Though there is little that anglers can do to combat this trend, governments in both Canada and the United States are surely keeping a close eye on this trend as stocking efforts and fishery management continue to adapt to our fast-changing climate.
4 – B.C closes the legendary Skeena watershed to Steelhead angling
The dreaded closure of the Skeena watershed officially kicked in this Monday, much to the chagrin of Steelhead anglers across the province.
The prospect of a full closure has been looming over the Skeena Region for months as authorities reported the lowest numbers of returning Steelhead in over 65 years.
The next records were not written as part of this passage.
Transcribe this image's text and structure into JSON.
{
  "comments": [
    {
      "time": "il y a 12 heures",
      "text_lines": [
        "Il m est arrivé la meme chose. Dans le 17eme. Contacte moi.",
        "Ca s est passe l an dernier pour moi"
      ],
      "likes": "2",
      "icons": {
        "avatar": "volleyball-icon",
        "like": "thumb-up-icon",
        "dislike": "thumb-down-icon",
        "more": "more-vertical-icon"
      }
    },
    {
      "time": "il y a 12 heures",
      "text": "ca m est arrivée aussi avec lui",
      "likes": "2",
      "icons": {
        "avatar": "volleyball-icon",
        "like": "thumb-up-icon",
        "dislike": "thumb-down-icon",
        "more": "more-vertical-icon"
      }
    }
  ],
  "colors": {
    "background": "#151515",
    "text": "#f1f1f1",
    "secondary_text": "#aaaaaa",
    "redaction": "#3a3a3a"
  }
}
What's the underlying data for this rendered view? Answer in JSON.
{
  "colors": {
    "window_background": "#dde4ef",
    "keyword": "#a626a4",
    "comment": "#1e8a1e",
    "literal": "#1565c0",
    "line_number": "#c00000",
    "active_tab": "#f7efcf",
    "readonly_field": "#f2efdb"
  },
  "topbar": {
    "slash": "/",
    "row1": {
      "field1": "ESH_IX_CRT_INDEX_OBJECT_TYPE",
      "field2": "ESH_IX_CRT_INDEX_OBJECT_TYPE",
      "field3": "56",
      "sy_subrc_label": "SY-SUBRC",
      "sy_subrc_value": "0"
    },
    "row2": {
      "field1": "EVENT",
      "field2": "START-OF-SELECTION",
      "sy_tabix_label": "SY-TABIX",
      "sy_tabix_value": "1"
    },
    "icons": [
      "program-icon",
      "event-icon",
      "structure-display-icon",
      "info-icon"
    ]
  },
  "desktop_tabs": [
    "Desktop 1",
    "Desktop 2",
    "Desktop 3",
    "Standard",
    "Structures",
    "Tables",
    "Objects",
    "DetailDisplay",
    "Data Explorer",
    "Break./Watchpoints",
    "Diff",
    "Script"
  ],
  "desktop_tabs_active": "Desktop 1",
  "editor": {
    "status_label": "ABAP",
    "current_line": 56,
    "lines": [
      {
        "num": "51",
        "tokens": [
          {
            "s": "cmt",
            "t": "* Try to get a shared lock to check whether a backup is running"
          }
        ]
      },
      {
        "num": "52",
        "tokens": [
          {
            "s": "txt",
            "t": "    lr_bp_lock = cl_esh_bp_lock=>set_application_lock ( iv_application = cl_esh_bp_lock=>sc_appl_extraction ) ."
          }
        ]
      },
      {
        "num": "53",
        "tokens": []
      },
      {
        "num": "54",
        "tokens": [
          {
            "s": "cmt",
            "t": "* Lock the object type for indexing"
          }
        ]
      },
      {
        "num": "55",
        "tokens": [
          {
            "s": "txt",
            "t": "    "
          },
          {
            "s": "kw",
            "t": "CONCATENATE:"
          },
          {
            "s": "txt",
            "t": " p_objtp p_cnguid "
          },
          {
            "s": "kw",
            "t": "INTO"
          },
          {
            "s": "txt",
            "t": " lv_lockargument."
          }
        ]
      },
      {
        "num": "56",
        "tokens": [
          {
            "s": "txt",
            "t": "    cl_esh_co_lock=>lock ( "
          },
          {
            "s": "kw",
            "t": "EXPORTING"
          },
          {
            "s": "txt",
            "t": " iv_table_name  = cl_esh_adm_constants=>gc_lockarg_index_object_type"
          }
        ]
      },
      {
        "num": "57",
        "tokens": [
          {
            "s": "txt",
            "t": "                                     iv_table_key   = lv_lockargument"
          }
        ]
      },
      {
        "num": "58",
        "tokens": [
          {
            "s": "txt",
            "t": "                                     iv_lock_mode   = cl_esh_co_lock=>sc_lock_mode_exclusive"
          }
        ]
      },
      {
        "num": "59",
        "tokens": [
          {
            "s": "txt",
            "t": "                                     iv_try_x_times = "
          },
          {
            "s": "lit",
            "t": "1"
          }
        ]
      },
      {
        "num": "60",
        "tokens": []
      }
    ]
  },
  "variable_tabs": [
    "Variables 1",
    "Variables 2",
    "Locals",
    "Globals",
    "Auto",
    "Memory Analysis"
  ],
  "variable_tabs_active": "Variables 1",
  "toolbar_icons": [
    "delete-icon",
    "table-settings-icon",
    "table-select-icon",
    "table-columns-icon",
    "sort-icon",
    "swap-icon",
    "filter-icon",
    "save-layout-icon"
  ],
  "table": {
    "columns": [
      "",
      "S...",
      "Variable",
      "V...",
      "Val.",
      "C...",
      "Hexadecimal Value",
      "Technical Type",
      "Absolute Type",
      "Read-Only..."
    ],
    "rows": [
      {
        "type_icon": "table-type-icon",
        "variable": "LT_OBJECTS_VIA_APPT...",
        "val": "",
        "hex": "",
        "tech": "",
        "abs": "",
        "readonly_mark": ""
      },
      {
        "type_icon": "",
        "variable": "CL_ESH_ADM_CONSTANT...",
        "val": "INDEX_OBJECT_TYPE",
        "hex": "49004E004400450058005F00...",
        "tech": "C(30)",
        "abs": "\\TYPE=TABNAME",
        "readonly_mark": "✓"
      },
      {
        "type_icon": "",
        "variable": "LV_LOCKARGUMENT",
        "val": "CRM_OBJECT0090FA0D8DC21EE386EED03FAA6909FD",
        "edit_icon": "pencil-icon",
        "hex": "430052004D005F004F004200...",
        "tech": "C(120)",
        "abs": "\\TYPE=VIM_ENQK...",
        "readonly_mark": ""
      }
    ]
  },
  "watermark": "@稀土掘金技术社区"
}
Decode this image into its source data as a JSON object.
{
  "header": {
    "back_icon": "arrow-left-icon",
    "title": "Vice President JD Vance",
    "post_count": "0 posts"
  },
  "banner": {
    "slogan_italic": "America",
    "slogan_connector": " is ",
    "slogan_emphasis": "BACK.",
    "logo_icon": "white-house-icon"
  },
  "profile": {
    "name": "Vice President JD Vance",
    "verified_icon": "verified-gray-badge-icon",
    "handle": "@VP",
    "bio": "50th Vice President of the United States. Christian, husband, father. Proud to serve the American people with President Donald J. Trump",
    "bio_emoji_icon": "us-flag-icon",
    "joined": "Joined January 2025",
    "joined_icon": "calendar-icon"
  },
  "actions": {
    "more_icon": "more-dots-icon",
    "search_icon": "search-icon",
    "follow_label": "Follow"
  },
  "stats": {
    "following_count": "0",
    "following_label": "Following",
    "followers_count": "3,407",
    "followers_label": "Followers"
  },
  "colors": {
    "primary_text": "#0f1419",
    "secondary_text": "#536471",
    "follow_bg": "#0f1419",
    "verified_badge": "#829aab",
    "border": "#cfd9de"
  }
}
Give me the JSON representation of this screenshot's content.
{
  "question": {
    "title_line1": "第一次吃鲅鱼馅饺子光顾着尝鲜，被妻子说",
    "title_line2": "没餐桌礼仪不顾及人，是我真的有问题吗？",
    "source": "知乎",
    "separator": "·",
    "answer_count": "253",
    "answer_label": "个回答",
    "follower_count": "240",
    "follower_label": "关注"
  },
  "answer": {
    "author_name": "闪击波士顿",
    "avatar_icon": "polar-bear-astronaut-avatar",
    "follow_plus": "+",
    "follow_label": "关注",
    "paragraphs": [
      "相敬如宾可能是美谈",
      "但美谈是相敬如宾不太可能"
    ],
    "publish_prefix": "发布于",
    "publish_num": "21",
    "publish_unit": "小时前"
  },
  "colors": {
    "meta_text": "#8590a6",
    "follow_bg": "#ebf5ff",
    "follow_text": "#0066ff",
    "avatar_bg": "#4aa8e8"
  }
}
As a result, this once-famous Steelhead fishery has now been labelled an Extreme Conservation Concern Zone by the Ministry of Forests, Lands, and Natural Resources.
Foreshadowed by bait bans that came into effect on the Skeena in early September, the river will now be fully closed to Steelhead angling from October 12th to, at least, December 31st. This closure will also encompass all the river’s tributaries, including the Morice, Bulkley, and Telkwa.
5 – Wild Boar spotted, for the first time, in Alberta’s Elk Island National Park
Our last story of the week revolves around another invasive species that has begun its rapid spread throughout Canada – the Wild Boar.
Having already completed its takeover of the United States, the wild boar is beginning to establish itself across Canada – its most recent migration occurring in Elk Island National Park in central Alberta. As reported on Sunday by CTV News in Edmonton, at least one pig has been confirmed in the park and authorities are currently investigating how many others could have made the trek along with it.
As seen in the map above, the wild boar invasion has exploded in the west over recent years and has a firm hold in Saskatchewan and Alberta. This is primarily due to a project in the 90s that saw the animal imported to Saskatchewan in an attempt to diversify farming operations – animals that soon escaped and began their spread.
Today, Alberta has sightings in over 28 counties and Saskatchewan, according to lead wild boar researcher at the University of Saskatchewan, Ryan Brook, is “… on track to have more wild pigs than people…”
Fortunately for hunters, this could mean some new opportunities will be coming our way as governments seek ways to stop the spread of this destructive species. And when that day comes, be sure to check out the Eating Wild section of the website for some excellent Wild Boar recipes.
Have a story we missed? Send us an email at email@example.com